When you start writing a picture book, you have to write a manuscript that has enough language to prompt the illustrator to get his or her gears running, but then you end up having to cut it out because you don't want any of the language to be redundant to the pictures that are being drawn.
I was not a particularly brave child, I think, because I had a narrative mind, because my mind automatically went to any terrible thing that could happen.
I write longhand on legal pads, about half at home and half in cafes. I drink a lot of water and eat a lot of raw carrots.
'The Long Goodbye' is one book I like to read over and over again, and it was an enormous inspiration for 'All The Wrong Questions'.
I like to give people novels I think they would like, on no particular occasion – just when we're in a bookstore together.
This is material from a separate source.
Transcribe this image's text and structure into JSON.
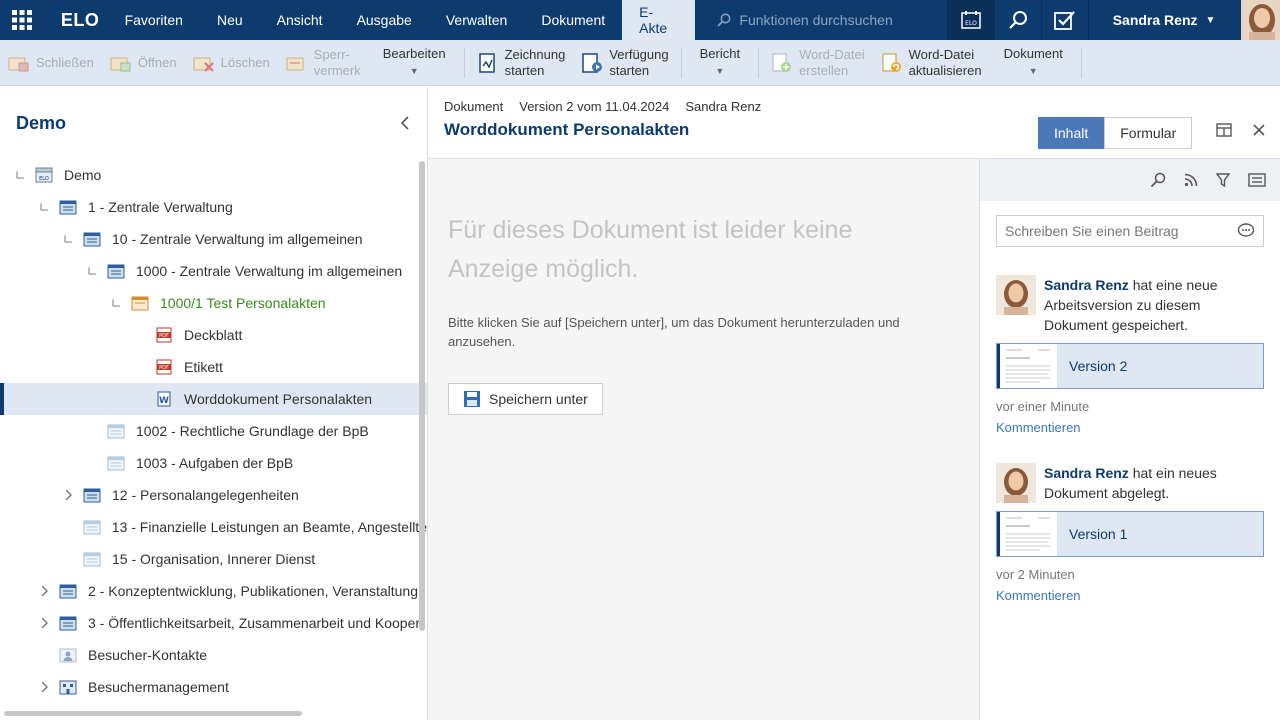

I like to receive reference books on my birthday.
I write every day weekdays for about 5 hours, mostly longhand on legal pads. It has gotten neither harder nor easier, sadly or happily.
I can't think of a story that doesn't have something terrible in it. Otherwise, it's dull. So when I embarked into the world of picture books, my first thought was to do something about the dark.
I listen to Morricone, the famed Italian film composer, while I'm working.
You see failed vocabulary in the adult world so often, and it's often because once you reach a certain age you're kind of embarrassed to go look up a word if you don't know what it means.
My first novel took almost six years to sell and was rejected 37 times in the interim, and then finally sold for the smallest amount of money my literary agent had ever negotiated for a work of fiction.
I didn't like books where people played on a sports team and won a bunch of games, or went to summer camp and had a wonderful time. I really liked a book where a witch might cut a child's head off or a pack of angry dogs might burst through a door and terrorize a family.
I kind of always think my work is unfilmable, and when I meet people who are interested in filming it, I'm always stunned.
I like writing for movies. It's nice to be alone working on fiction in your room, and then it's nice to be in a room with a bunch of people working on a movie.
I'm always interested to see what films are made of books. I kind of don't participate as a filmgoer in any kind of debate about what's better, the book or the movie. So I think it's interesting when people want to do it.
I think books that are meant to be read in the nighttime ought to confront the very fears that we're trying to think about.